I personally would enjoy them immensely and would love to read them.

Nice one Derek.

I also think they would make fascinating reading and look forward to getting some links to sites via this thread.

Come on lads.....don't be shy....get 'em posted.

John_F
18th March 2007, 22:47
Cheddarnibbles,
Its not a question of being shy, more a question of time. Certainly, when I retire, it will be one of my first jobs (along with all the others that my wife has lined up!). I also have my father's & my grandfather's diaries as well to commit to disc.
I think I may stay at work.....
Kind regards,
John.

Allan James
19th March 2007, 21:56
Cheddarnibbles,

I joined Ocean as a Middie in 75, and Mr Hudson was the boss at Aulis then, think he retired in about 76-77 when Terry Beggs took over.

You say he was the shoreside boss was Mr Hudson when you were a Middie, when did he start???? I can remember a nice gentleman who enjoyed having Middies around him. Still got my agreement signed by him when I joined Ocean, one of these days I've really got to get myself sat down and copy photos and other bits and pieces I've got around, someone may enjoy them!

Anyone else remember him?

I read somewhere earlier that Mr Beggs is living in Menai having been the principle at Indifatigible. He was another splendid man with a great sense of humour and the ability to get the best from the laziest Middie (Me??)

Regards

Allan

Peter Martin
11th June 2007, 11:16
Hmmmm. Got my log on the shelf next to my desk. Transcribed two voyages and posted them on "All At Sea".

Strachan
22nd November 2011, 00:37
Cheddarnibbles,

I joined Ocean as a Middie in 75, and Mr Hudson was the boss at Aulis then, think he retired in about 76-77 when Terry Beggs took over.



Actually that name was Hutson :-)

Jardine
22nd November 2011, 09:13
Actually that name was Hutson :-)

We've got that right! I heard he had a son in T & J Harrisons?

Strachan
9th December 2011, 05:29
We've got that right! I heard he had a son in T & J Harrisons?

I don't know about his son, but the other fellow in the 6th Floor office was L. Richards who used to initial our Logbooks in red or green biro "LR". I believe he was a 2nd Mate who had eyesight trouble. Nice chap.

Jardine
10th December 2011, 10:27
I seem to recall a Second Mate who suffered serious injuries in a tween deck fall on the 'Ajax' or 'Antenor'. Adrian ????? (ginger haired). He ended up in Odyssey works training middies and deck boys.

Hugh Ferguson
2nd February 2012, 18:21
Midshipman's joining letter from Holts

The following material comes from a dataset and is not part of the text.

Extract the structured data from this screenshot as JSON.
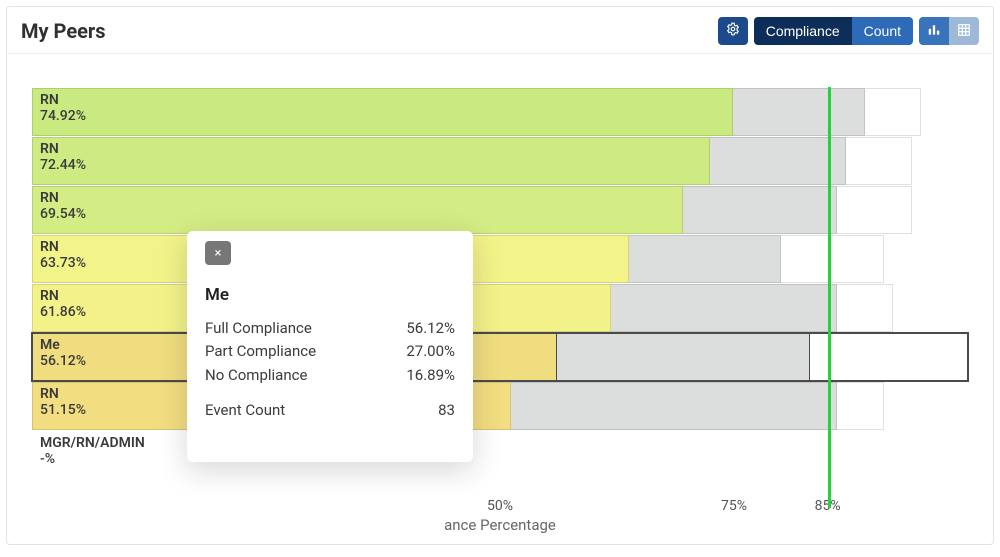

Barrie Youde
2nd February 2012, 19:21
I still have my log-book, too; and also I recall receiving a similar letter from India Buildings in 1959, even though Alfred Holt & Co knew that my time in the company would be a mere twelve months or so before going into pilotage.

Being reminded of the warnings against the "vices which are all too apparent in the seaports of the world" reminds me of the shock-horror expressed by my dear Mama when she read a letter which I had sent home to my older brother describing in some detail my own experiences of some of those vices. Dear Mum said "How could the Captain allow you to go ashore so late at night?"

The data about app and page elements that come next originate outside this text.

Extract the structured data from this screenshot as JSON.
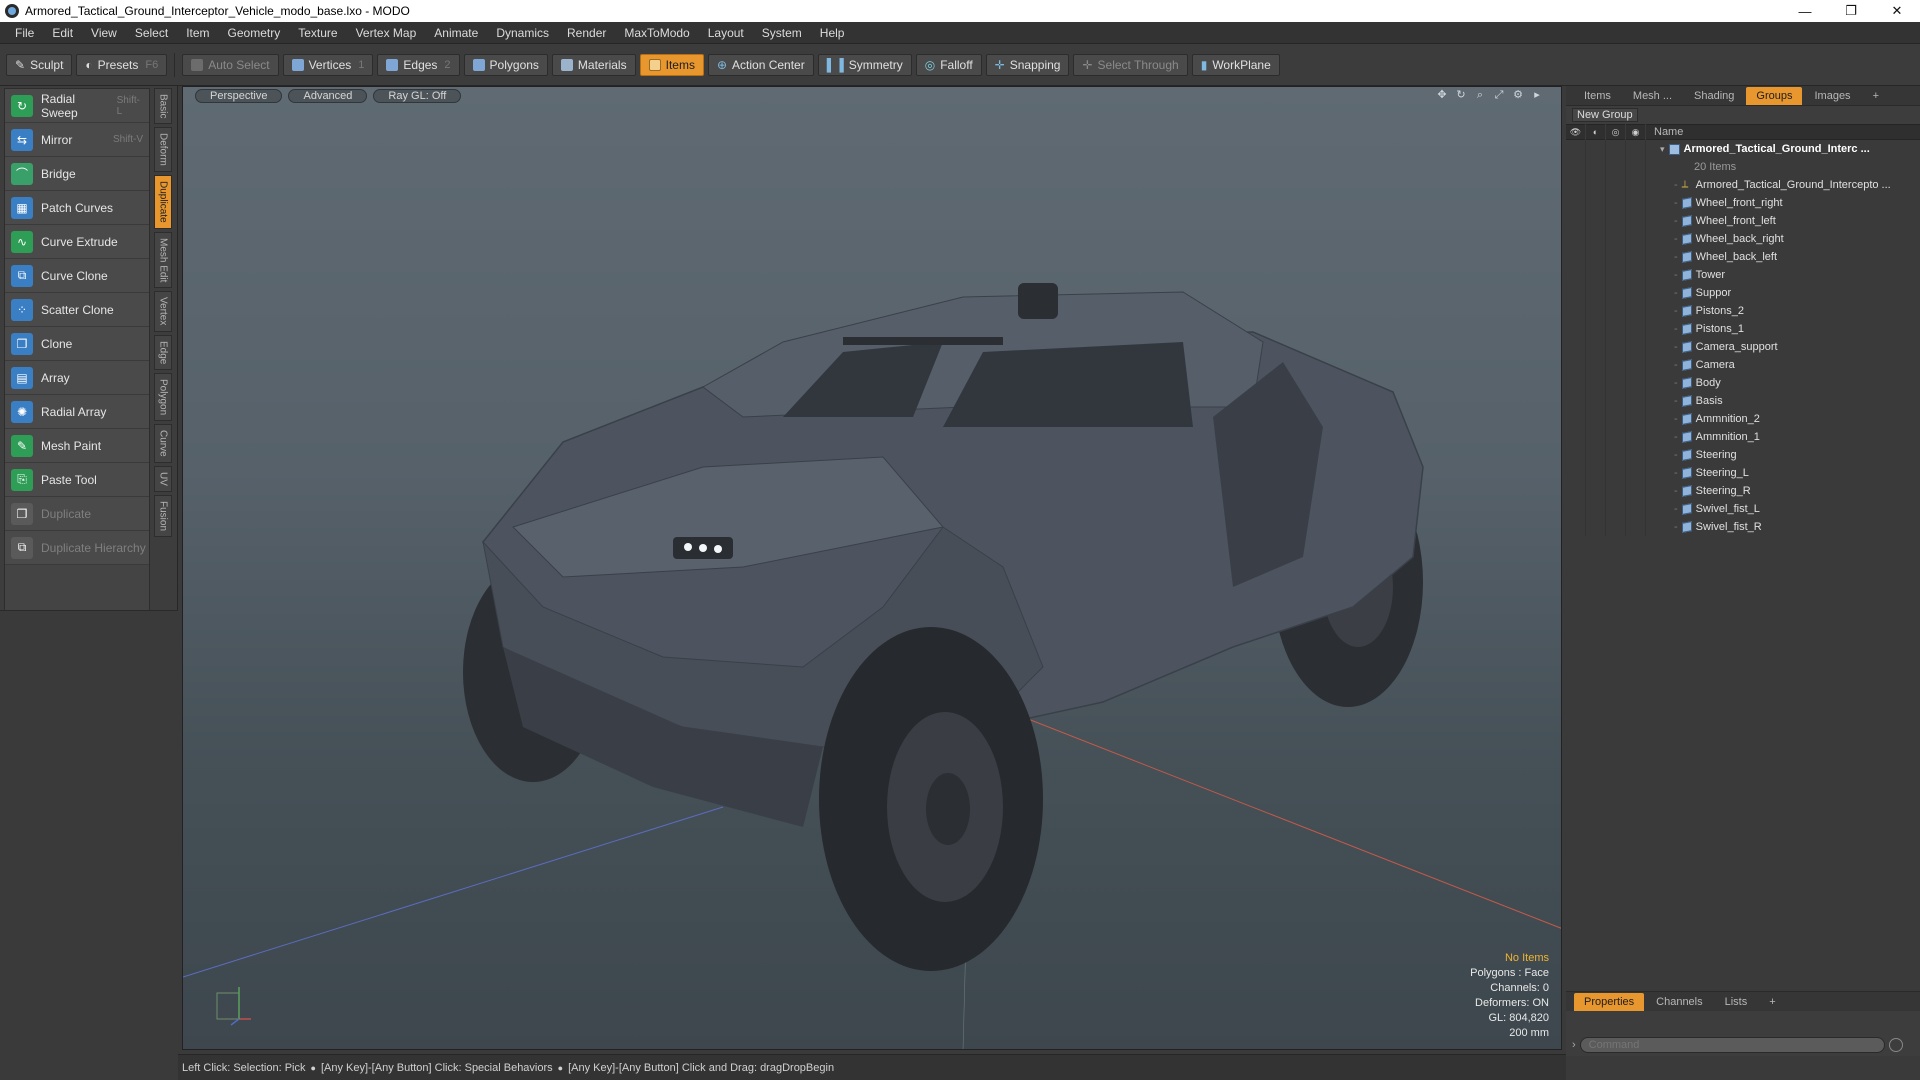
{
  "window": {
    "title": "Armored_Tactical_Ground_Interceptor_Vehicle_modo_base.lxo - MODO",
    "minimize": "—",
    "maximize": "❐",
    "close": "✕"
  },
  "menu": [
    "File",
    "Edit",
    "View",
    "Select",
    "Item",
    "Geometry",
    "Texture",
    "Vertex Map",
    "Animate",
    "Dynamics",
    "Render",
    "MaxToModo",
    "Layout",
    "System",
    "Help"
  ],
  "toolbar": {
    "sculpt": "Sculpt",
    "presets": "Presets",
    "presets_key": "F6",
    "auto_select": "Auto Select",
    "vertices": "Vertices",
    "vertices_num": "1",
    "edges": "Edges",
    "edges_num": "2",
    "polygons": "Polygons",
    "materials": "Materials",
    "items": "Items",
    "action_center": "Action Center",
    "symmetry": "Symmetry",
    "falloff": "Falloff",
    "snapping": "Snapping",
    "select_through": "Select Through",
    "workplane": "WorkPlane"
  },
  "tools": [
    {
      "label": "Radial Sweep",
      "shortcut": "Shift-L",
      "color": "#2e9e57",
      "disabled": false
    },
    {
      "label": "Mirror",
      "shortcut": "Shift-V",
      "color": "#3a7fc4",
      "disabled": false
    },
    {
      "label": "Bridge",
      "shortcut": "",
      "color": "#3aa06a",
      "disabled": false
    },
    {
      "label": "Patch Curves",
      "shortcut": "",
      "color": "#3a7fc4",
      "disabled": false
    },
    {
      "label": "Curve Extrude",
      "shortcut": "",
      "color": "#2e9e57",
      "disabled": false
    },
    {
      "label": "Curve Clone",
      "shortcut": "",
      "color": "#3a7fc4",
      "disabled": false
    },
    {
      "label": "Scatter Clone",
      "shortcut": "",
      "color": "#3a7fc4",
      "disabled": false
    },
    {
      "label": "Clone",
      "shortcut": "",
      "color": "#3a7fc4",
      "disabled": false
    },
    {
      "label": "Array",
      "shortcut": "",
      "color": "#3a7fc4",
      "disabled": false
    },
    {
      "label": "Radial Array",
      "shortcut": "",
      "color": "#3a7fc4",
      "disabled": false
    },
    {
      "label": "Mesh Paint",
      "shortcut": "",
      "color": "#2e9e57",
      "disabled": false
    },
    {
      "label": "Paste Tool",
      "shortcut": "",
      "color": "#2e9e57",
      "disabled": false
    },
    {
      "label": "Duplicate",
      "shortcut": "",
      "color": "#5a5a5a",
      "disabled": true
    },
    {
      "label": "Duplicate Hierarchy",
      "shortcut": "",
      "color": "#5a5a5a",
      "disabled": true
    }
  ],
  "vertical_tabs": [
    "Basic",
    "Deform",
    "Duplicate",
    "Mesh Edit",
    "Vertex",
    "Edge",
    "Polygon",
    "Curve",
    "UV",
    "Fusion"
  ],
  "viewport": {
    "perspective": "Perspective",
    "advanced": "Advanced",
    "raygl": "Ray GL: Off",
    "info": {
      "no_items": "No Items",
      "polygons": "Polygons : Face",
      "channels": "Channels: 0",
      "deformers": "Deformers: ON",
      "gl": "GL: 804,820",
      "scale": "200 mm"
    }
  },
  "right_panel": {
    "tabs": [
      "Items",
      "Mesh ...",
      "Shading",
      "Groups",
      "Images",
      "+"
    ],
    "active_tab": "Groups",
    "new_group": "New Group",
    "name_header": "Name",
    "group_name": "Armored_Tactical_Ground_Interc ...",
    "group_count": "20 Items",
    "items": [
      {
        "name": "Armored_Tactical_Ground_Intercepto ...",
        "type": "locator"
      },
      {
        "name": "Wheel_front_right",
        "type": "mesh"
      },
      {
        "name": "Wheel_front_left",
        "type": "mesh"
      },
      {
        "name": "Wheel_back_right",
        "type": "mesh"
      },
      {
        "name": "Wheel_back_left",
        "type": "mesh"
      },
      {
        "name": "Tower",
        "type": "mesh"
      },
      {
        "name": "Suppor",
        "type": "mesh"
      },
      {
        "name": "Pistons_2",
        "type": "mesh"
      },
      {
        "name": "Pistons_1",
        "type": "mesh"
      },
      {
        "name": "Camera_support",
        "type": "mesh"
      },
      {
        "name": "Camera",
        "type": "mesh"
      },
      {
        "name": "Body",
        "type": "mesh"
      },
      {
        "name": "Basis",
        "type": "mesh"
      },
      {
        "name": "Ammnition_2",
        "type": "mesh"
      },
      {
        "name": "Ammnition_1",
        "type": "mesh"
      },
      {
        "name": "Steering",
        "type": "mesh"
      },
      {
        "name": "Steering_L",
        "type": "mesh"
      },
      {
        "name": "Steering_R",
        "type": "mesh"
      },
      {
        "name": "Swivel_fist_L",
        "type": "mesh"
      },
      {
        "name": "Swivel_fist_R",
        "type": "mesh"
      }
    ],
    "bottom_tabs": [
      "Properties",
      "Channels",
      "Lists",
      "+"
    ],
    "command_placeholder": "Command"
  },
  "status": {
    "text1": "Left Click: Selection: Pick",
    "text2": "[Any Key]-[Any Button] Click: Special Behaviors",
    "text3": "[Any Key]-[Any Button] Click and Drag: dragDropBegin"
  },
  "colors": {
    "accent": "#e8972f",
    "panel": "#3d3d3d",
    "vehicle": "#4a515c"
  }
}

Dear Ma.

Ron Stringer
2nd February 2012, 23:13
Midshipman's joining letter from Holts

Reads like an excerpt from "Scouting For Boys" 1908, rather than an article of employment written in 1958.

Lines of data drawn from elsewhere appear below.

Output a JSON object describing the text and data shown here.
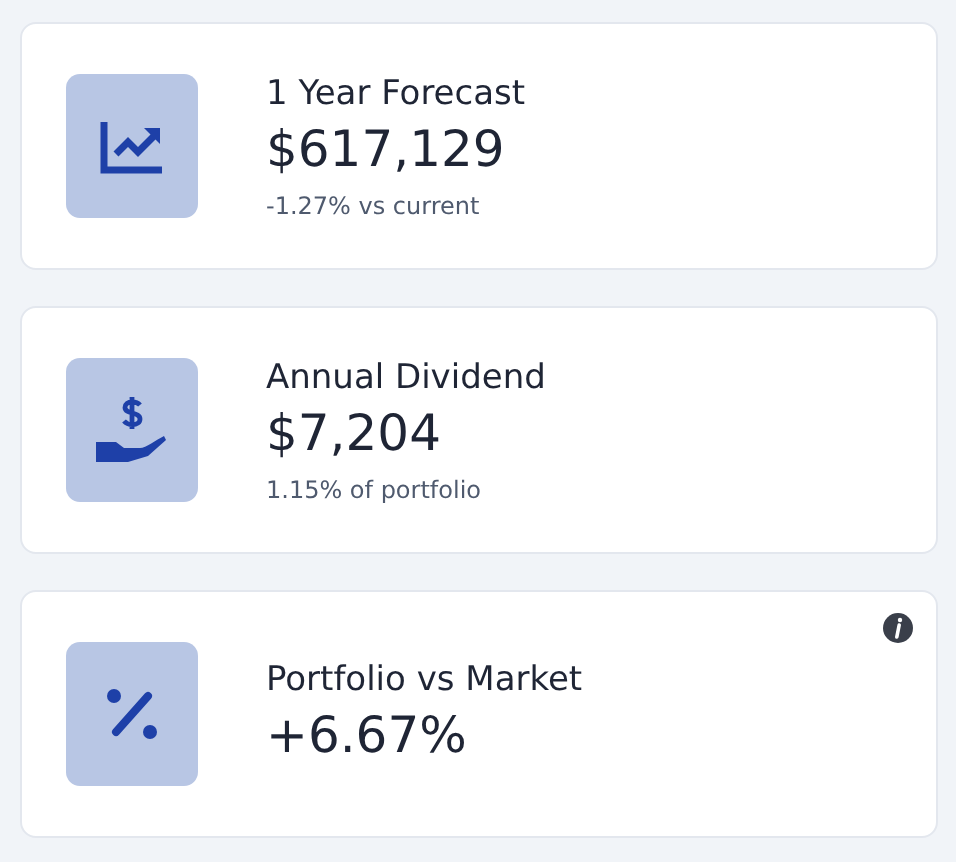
{
  "cards": [
    {
      "kind": "chart",
      "title": "1 Year Forecast",
      "value": "$617,129",
      "note": "-1.27% vs current",
      "info": false
    },
    {
      "kind": "dividend",
      "title": "Annual Dividend",
      "value": "$7,204",
      "note": "1.15% of portfolio",
      "info": false
    },
    {
      "kind": "percent",
      "title": "Portfolio vs Market",
      "value": "+6.67%",
      "info": true
    }
  ]
}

trotterdotpom
2nd February 2012, 23:52
Sound advice except for the bit about not drinking p*ss.

John T

Tai Pan
3rd February 2012, 11:25
WE Radio Officers have done that, formed an association and we publish a quarterley journal, all contributions from members. so we are building a history, journal is on show at Greenwich and Liverpool museums. We need the history of the MN, how it actually was and not through some shore side writers imagination. good luck chaps.

cheddarnibbles
3rd February 2012, 13:11
Midshipman's joining letter from Holts

Thanks for that Hugh. It makes a pleasant change from the daily rubbish written about 'Costa Concordia'.

I have printed it off for my grandchildren.